(Supplied information)

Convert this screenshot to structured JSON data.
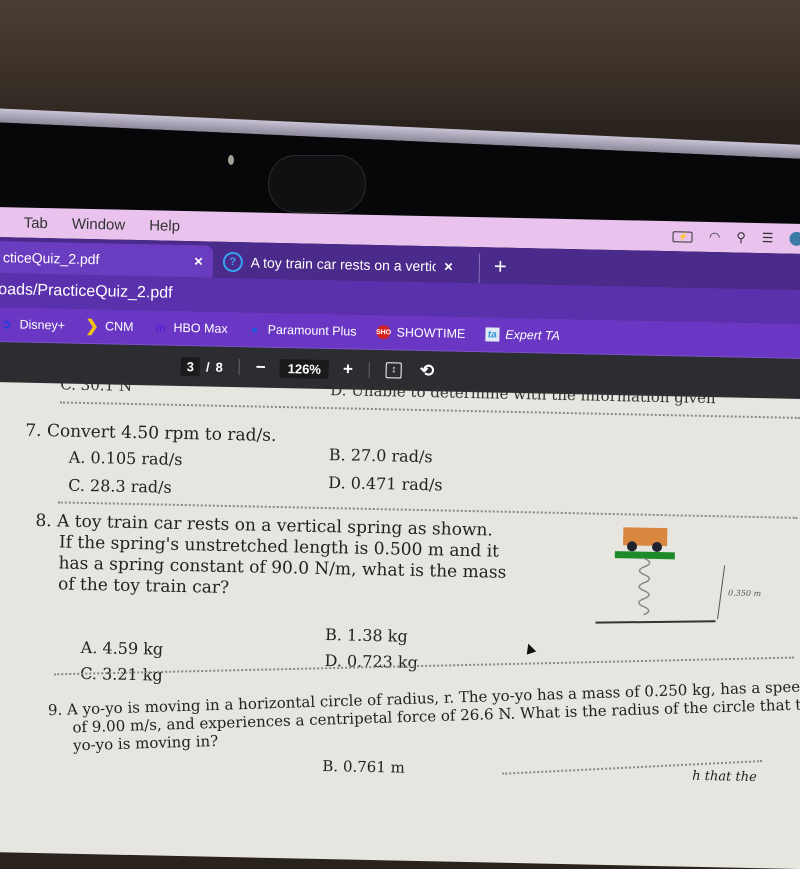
{
  "menubar": {
    "items": [
      "Tab",
      "Window",
      "Help"
    ],
    "status_icons": [
      "battery-charging-icon",
      "wifi-icon",
      "search-icon",
      "control-center-icon",
      "siri-icon"
    ]
  },
  "tabs": [
    {
      "label": "cticeQuiz_2.pdf",
      "active": true,
      "close": "×"
    },
    {
      "label": "A toy train car rests on a vertic",
      "active": false,
      "close": "×",
      "icon": "help-circle-icon"
    }
  ],
  "new_tab": "+",
  "address": "oads/PracticeQuiz_2.pdf",
  "bookmarks": [
    {
      "label": "Disney+",
      "icon": "disney-icon",
      "color": "#2a3bd6"
    },
    {
      "label": "CNM",
      "icon": "cnm-chevron-icon",
      "color": "#f2c21b"
    },
    {
      "label": "HBO Max",
      "icon": "hbo-max-icon",
      "color": "#5b1fd6"
    },
    {
      "label": "Paramount Plus",
      "icon": "paramount-icon",
      "color": "#1f57e0"
    },
    {
      "label": "SHOWTIME",
      "icon": "showtime-icon",
      "color": "#d32121"
    },
    {
      "label": "Expert TA",
      "icon": "expert-ta-icon",
      "color": "#2f8fd8"
    }
  ],
  "pdf_toolbar": {
    "page_current": "3",
    "page_sep": "/",
    "page_total": "8",
    "zoom_out": "−",
    "zoom_level": "126%",
    "zoom_in": "+",
    "fit_icon": "fit-page-icon",
    "rotate_icon": "rotate-icon"
  },
  "document": {
    "cutoff_prev_left": "C. 30.1 N",
    "cutoff_prev_right": "D. Unable to determine with the information given",
    "q7": {
      "text": "7. Convert 4.50 rpm to rad/s.",
      "options": {
        "A": "A. 0.105 rad/s",
        "B": "B. 27.0 rad/s",
        "C": "C. 28.3 rad/s",
        "D": "D. 0.471 rad/s"
      }
    },
    "q8": {
      "lines": [
        "8. A toy train car rests on a vertical spring as shown.",
        "If the spring's unstretched length is 0.500 m and it",
        "has a spring constant of 90.0 N/m, what is the mass",
        "of the toy train car?"
      ],
      "diagram_label": "0.350 m",
      "options": {
        "A": "A. 4.59 kg",
        "B": "B. 1.38 kg",
        "C": "C. 3.21 kg",
        "D": "D. 0.723 kg"
      }
    },
    "q9": {
      "lines": [
        "9. A yo-yo is moving in a horizontal circle of radius, r.  The yo-yo has a mass of 0.250 kg, has a speed",
        "of 9.00 m/s, and experiences a centripetal force of 26.6 N. What is the radius of the circle that the",
        "yo-yo is moving in?"
      ],
      "options": {
        "B": "B. 0.761 m"
      }
    },
    "q10_cutoff": "h that the"
  }
}
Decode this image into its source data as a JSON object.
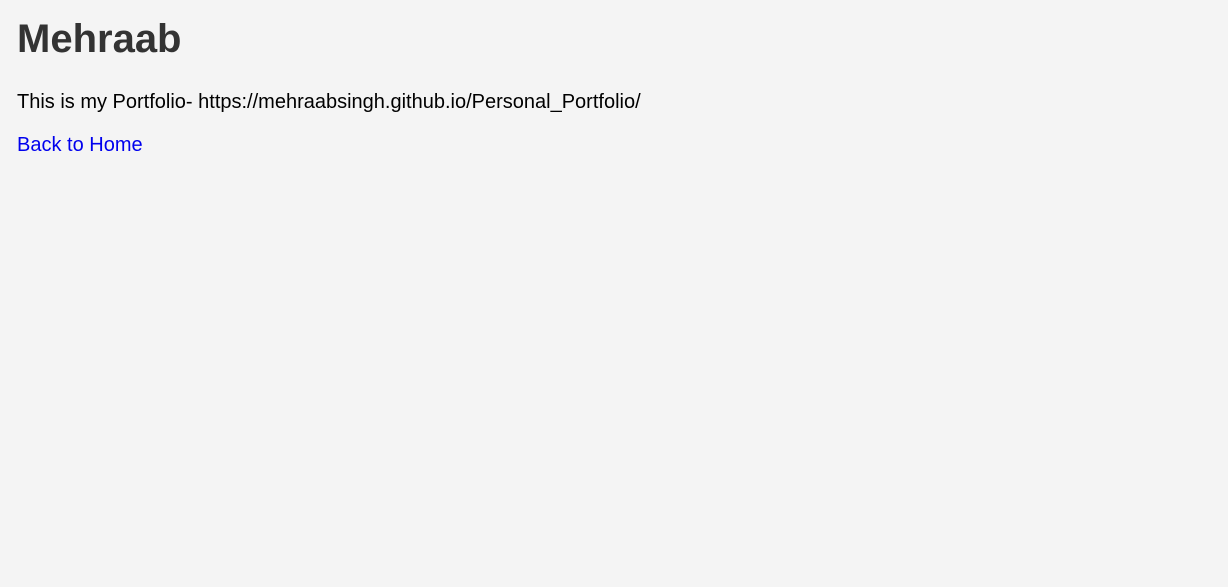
{
  "page": {
    "title": "Mehraab",
    "intro_text": "This is my Portfolio- https://mehraabsingh.github.io/Personal_Portfolio/",
    "back_link_label": "Back to Home"
  },
  "colors": {
    "background": "#f4f4f4",
    "heading": "#333333",
    "text": "#000000",
    "link": "#0000ee"
  }
}
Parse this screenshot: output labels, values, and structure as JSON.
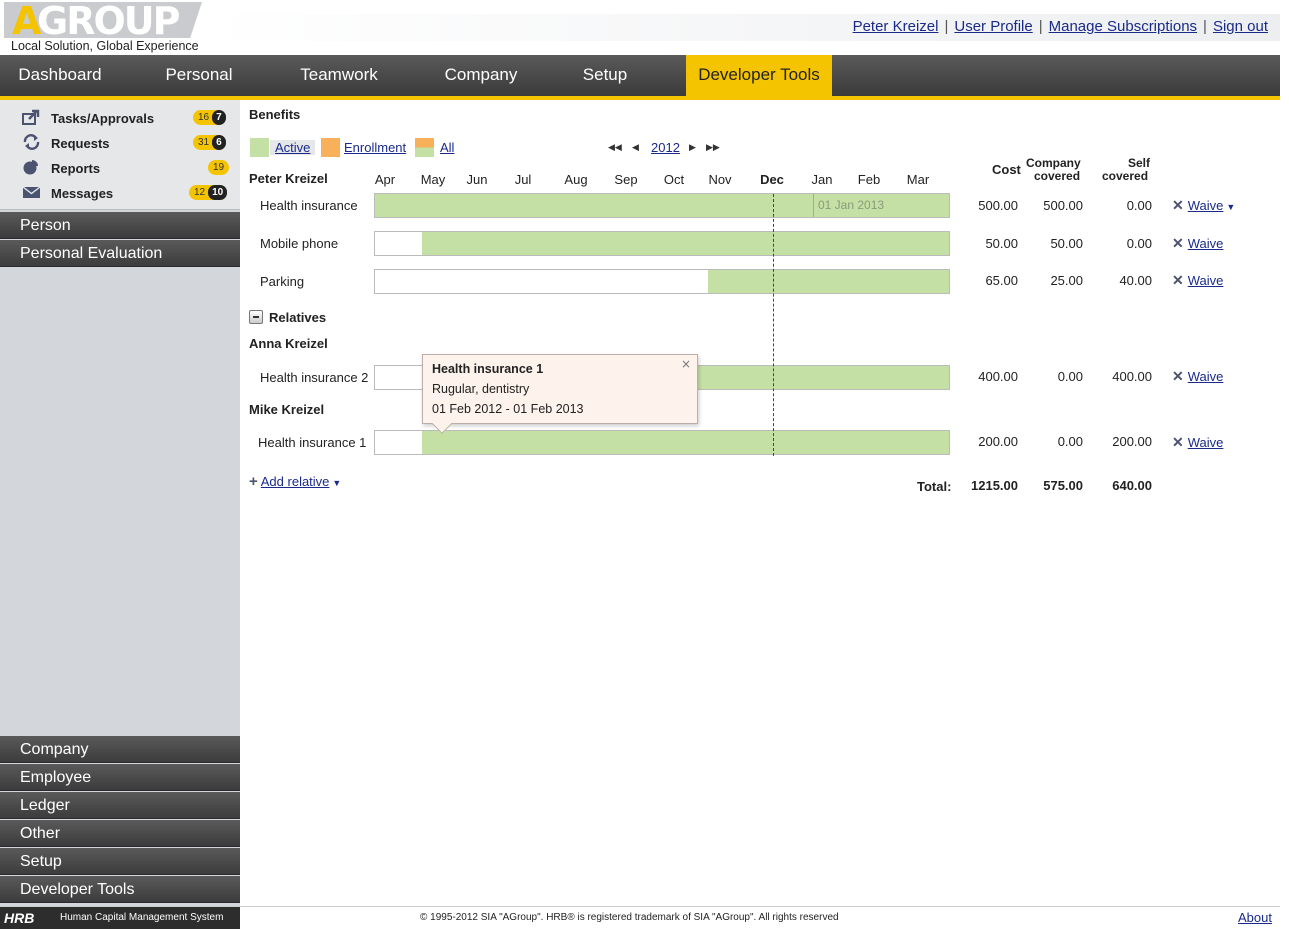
{
  "header": {
    "logo_a": "A",
    "logo_rest": "GROUP",
    "tagline": "Local Solution, Global Experience",
    "links": [
      "Peter Kreizel",
      "User Profile",
      "Manage Subscriptions",
      "Sign out"
    ],
    "separator": "|"
  },
  "mainnav": {
    "tabs": [
      "Dashboard",
      "Personal",
      "Teamwork",
      "Company",
      "Setup",
      "Developer Tools"
    ],
    "active": "Developer Tools"
  },
  "sidebar": {
    "quick": [
      {
        "label": "Tasks/Approvals",
        "count": "16",
        "dark": "7",
        "icon": "share-arrow-icon"
      },
      {
        "label": "Requests",
        "count": "31",
        "dark": "6",
        "icon": "refresh-icon"
      },
      {
        "label": "Reports",
        "count": "19",
        "dark": "",
        "icon": "pie-chart-icon"
      },
      {
        "label": "Messages",
        "count": "12",
        "dark": "10",
        "icon": "envelope-icon"
      }
    ],
    "groups_top": [
      "Person",
      "Personal Evaluation"
    ],
    "groups_bottom": [
      "Company",
      "Employee",
      "Ledger",
      "Other",
      "Setup",
      "Developer Tools"
    ]
  },
  "content": {
    "title": "Benefits",
    "legend": {
      "active": "Active",
      "enrollment": "Enrollment",
      "all": "All"
    },
    "year_nav": {
      "first": "◀◀",
      "prev": "◀",
      "year": "2012",
      "next": "▶",
      "last": "▶▶"
    },
    "columns": {
      "cost": "Cost",
      "company_covered_1": "Company",
      "company_covered_2": "covered",
      "self_covered_1": "Self",
      "self_covered_2": "covered"
    },
    "months": [
      "Apr",
      "May",
      "Jun",
      "Jul",
      "Aug",
      "Sep",
      "Oct",
      "Nov",
      "Dec",
      "Jan",
      "Feb",
      "Mar"
    ],
    "highlight_month": "Dec",
    "person": "Peter Kreizel",
    "rows": [
      {
        "label": "Health insurance",
        "cost": "500.00",
        "company": "500.00",
        "self": "0.00",
        "waive": "Waive",
        "marker": "01 Jan 2013",
        "start_fraction": 0.0
      },
      {
        "label": "Mobile phone",
        "cost": "50.00",
        "company": "50.00",
        "self": "0.00",
        "waive": "Waive",
        "start_fraction": 0.083
      },
      {
        "label": "Parking",
        "cost": "65.00",
        "company": "25.00",
        "self": "40.00",
        "waive": "Waive",
        "start_fraction": 0.58
      }
    ],
    "relatives_label": "Relatives",
    "relatives": [
      {
        "name": "Anna Kreizel",
        "label": "Health insurance 2",
        "cost": "400.00",
        "company": "0.00",
        "self": "400.00",
        "waive": "Waive",
        "start_fraction": 0.083
      },
      {
        "name": "Mike Kreizel",
        "label": "Health insurance 1",
        "cost": "200.00",
        "company": "0.00",
        "self": "200.00",
        "waive": "Waive",
        "start_fraction": 0.083
      }
    ],
    "add_relative": "Add relative",
    "total_label": "Total:",
    "totals": {
      "cost": "1215.00",
      "company": "575.00",
      "self": "640.00"
    },
    "tooltip": {
      "title": "Health insurance 1",
      "line1": "Rugular, dentistry",
      "line2": "01 Feb 2012 - 01 Feb 2013",
      "close": "×"
    }
  },
  "footer": {
    "hrb": "HRB",
    "system": "Human Capital Management System",
    "copyright": "© 1995-2012 SIA \"AGroup\". HRB® is registered trademark of SIA \"AGroup\". All rights reserved",
    "about": "About"
  },
  "colors": {
    "accent": "#f5c400",
    "active_fill": "#c5e0a5",
    "enrollment": "#f8b05a",
    "link": "#1a2a8a"
  }
}
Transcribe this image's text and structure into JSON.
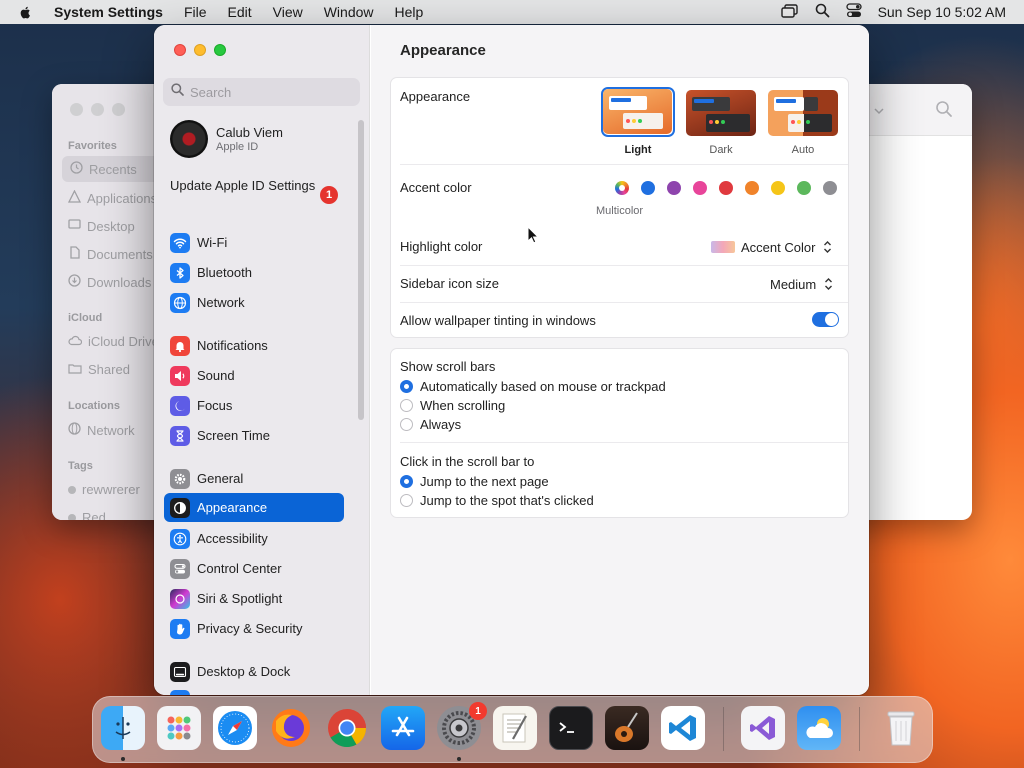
{
  "menubar": {
    "app_name": "System Settings",
    "menus": [
      "File",
      "Edit",
      "View",
      "Window",
      "Help"
    ],
    "datetime": "Sun Sep 10  5:02 AM"
  },
  "finder": {
    "sections": {
      "favorites": "Favorites",
      "icloud": "iCloud",
      "locations": "Locations",
      "tags": "Tags"
    },
    "items": [
      "Recents",
      "Applications",
      "Desktop",
      "Documents",
      "Downloads",
      "iCloud Drive",
      "Shared",
      "Network",
      "rewwrerer",
      "Red"
    ]
  },
  "sidebar": {
    "search_placeholder": "Search",
    "account_name": "Calub Viem",
    "account_sub": "Apple ID",
    "update_label": "Update Apple ID Settings",
    "update_badge": "1",
    "items": [
      {
        "label": "Wi-Fi"
      },
      {
        "label": "Bluetooth"
      },
      {
        "label": "Network"
      },
      {
        "label": "Notifications"
      },
      {
        "label": "Sound"
      },
      {
        "label": "Focus"
      },
      {
        "label": "Screen Time"
      },
      {
        "label": "General"
      },
      {
        "label": "Appearance"
      },
      {
        "label": "Accessibility"
      },
      {
        "label": "Control Center"
      },
      {
        "label": "Siri & Spotlight"
      },
      {
        "label": "Privacy & Security"
      },
      {
        "label": "Desktop & Dock"
      }
    ]
  },
  "main": {
    "title": "Appearance",
    "appearance_label": "Appearance",
    "appearance_options": {
      "light": "Light",
      "dark": "Dark",
      "auto": "Auto"
    },
    "selected_appearance": "Light",
    "accent_label": "Accent color",
    "accent_colors": [
      "#1f6fe0",
      "#8e44ad",
      "#e8459a",
      "#e0393e",
      "#f0832a",
      "#f5c518",
      "#5cb85c",
      "#8e8e93"
    ],
    "multicolor_label": "Multicolor",
    "highlight_label": "Highlight color",
    "highlight_value": "Accent Color",
    "icon_size_label": "Sidebar icon size",
    "icon_size_value": "Medium",
    "tinting_label": "Allow wallpaper tinting in windows",
    "tinting_on": true,
    "scrollbars_label": "Show scroll bars",
    "scrollbars_options": [
      "Automatically based on mouse or trackpad",
      "When scrolling",
      "Always"
    ],
    "click_label": "Click in the scroll bar to",
    "click_options": [
      "Jump to the next page",
      "Jump to the spot that's clicked"
    ],
    "help": "?"
  },
  "dock": {
    "settings_badge": "1"
  }
}
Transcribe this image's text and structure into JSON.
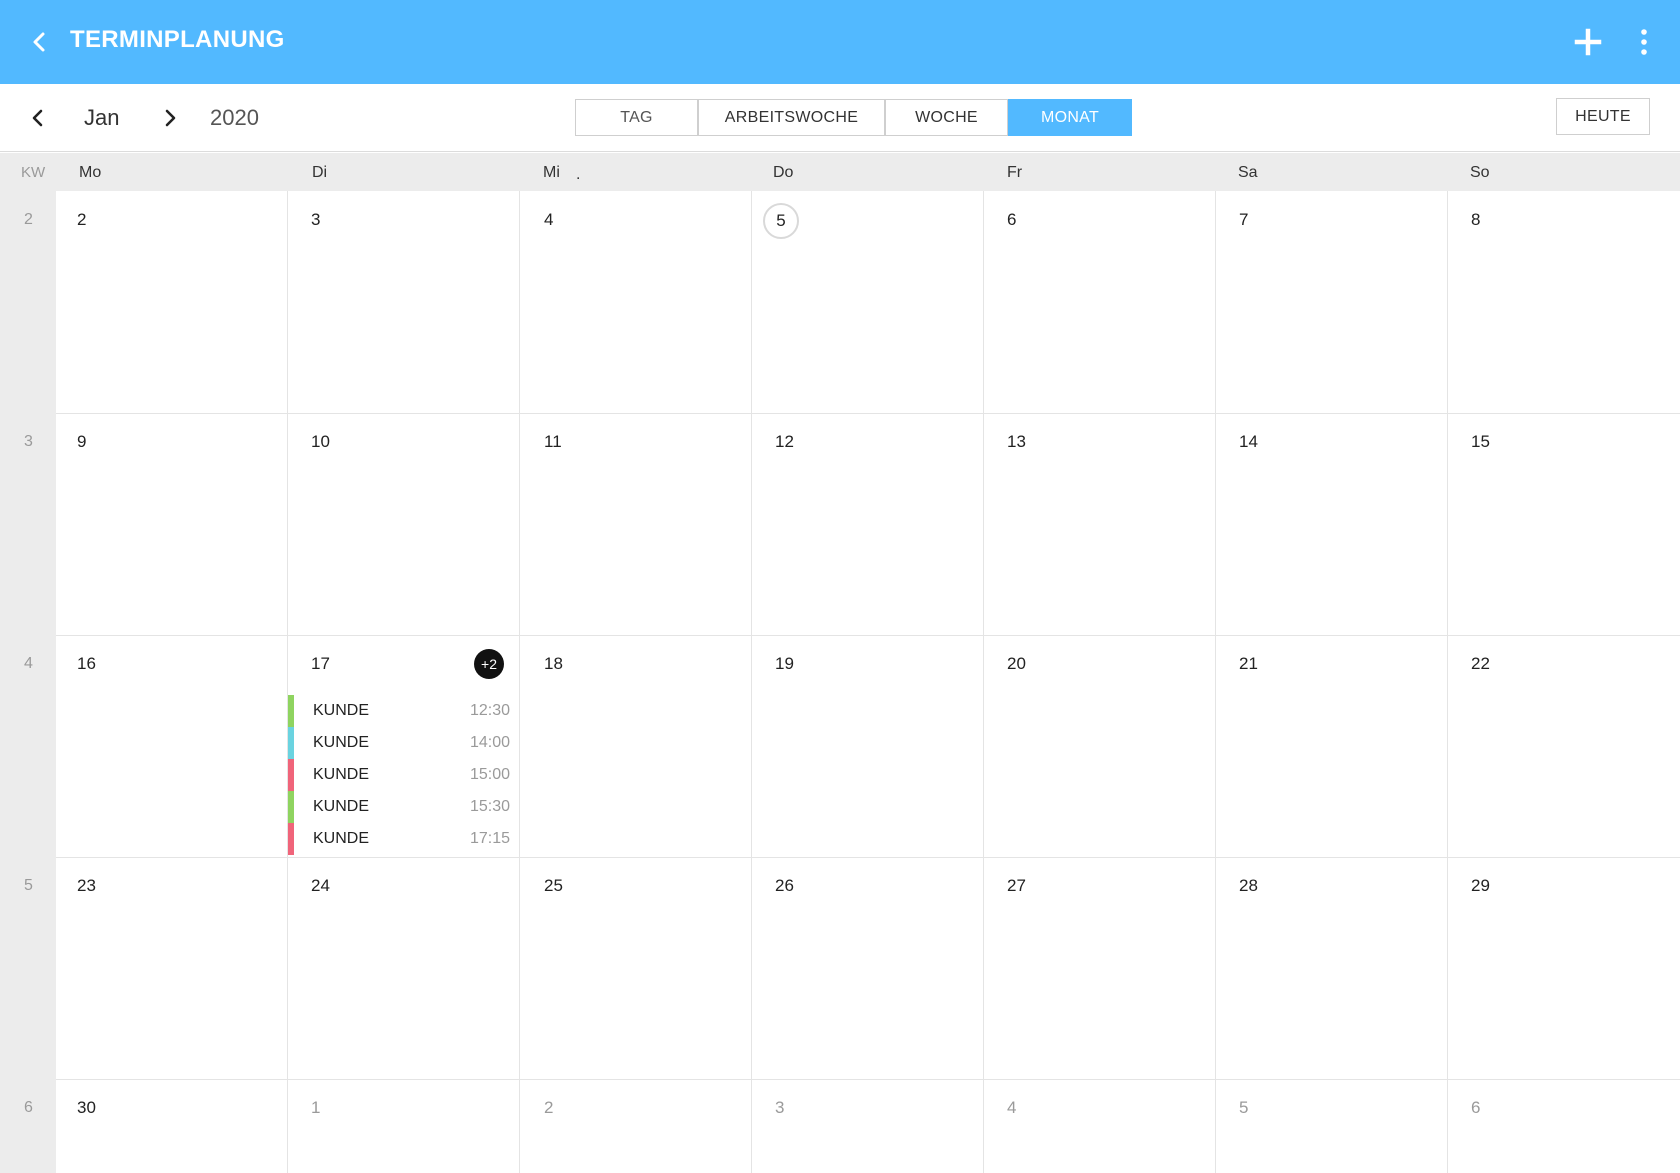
{
  "appbar": {
    "title": "TERMINPLANUNG",
    "icons": [
      "back-arrow-icon",
      "plus-icon",
      "more-vertical-icon"
    ]
  },
  "toolbar": {
    "month": "Jan",
    "year": "2020",
    "views": [
      "TAG",
      "ARBEITSWOCHE",
      "WOCHE",
      "MONAT"
    ],
    "active_view": "MONAT",
    "today_button": "HEUTE"
  },
  "calendar": {
    "kw_header": "KW",
    "weekdays": [
      "Mo",
      "Di",
      "Mi",
      "Do",
      "Fr",
      "Sa",
      "So"
    ],
    "weeks": [
      {
        "kw": "2",
        "days": [
          "2",
          "3",
          "4",
          "5",
          "6",
          "7",
          "8"
        ]
      },
      {
        "kw": "3",
        "days": [
          "9",
          "10",
          "11",
          "12",
          "13",
          "14",
          "15"
        ]
      },
      {
        "kw": "4",
        "days": [
          "16",
          "17",
          "18",
          "19",
          "20",
          "21",
          "22"
        ]
      },
      {
        "kw": "5",
        "days": [
          "23",
          "24",
          "25",
          "26",
          "27",
          "28",
          "29"
        ]
      },
      {
        "kw": "6",
        "days": [
          "30",
          "1",
          "2",
          "3",
          "4",
          "5",
          "6"
        ]
      }
    ],
    "today": "5",
    "more_badge": "+2",
    "events": [
      {
        "name": "KUNDE",
        "time": "12:30",
        "color": "#8fd460"
      },
      {
        "name": "KUNDE",
        "time": "14:00",
        "color": "#6ad3e0"
      },
      {
        "name": "KUNDE",
        "time": "15:00",
        "color": "#f0647a"
      },
      {
        "name": "KUNDE",
        "time": "15:30",
        "color": "#8fd460"
      },
      {
        "name": "KUNDE",
        "time": "17:15",
        "color": "#f0647a"
      }
    ]
  },
  "colors": {
    "accent": "#52b9ff",
    "header_bg": "#ececec"
  }
}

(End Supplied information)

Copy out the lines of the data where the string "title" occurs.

    "title": "Mehraab",
    "title": "Benefits",
      "title": "Health insurance 1",
    "title": "Appearance",
    "title": "TERMINPLANUNG",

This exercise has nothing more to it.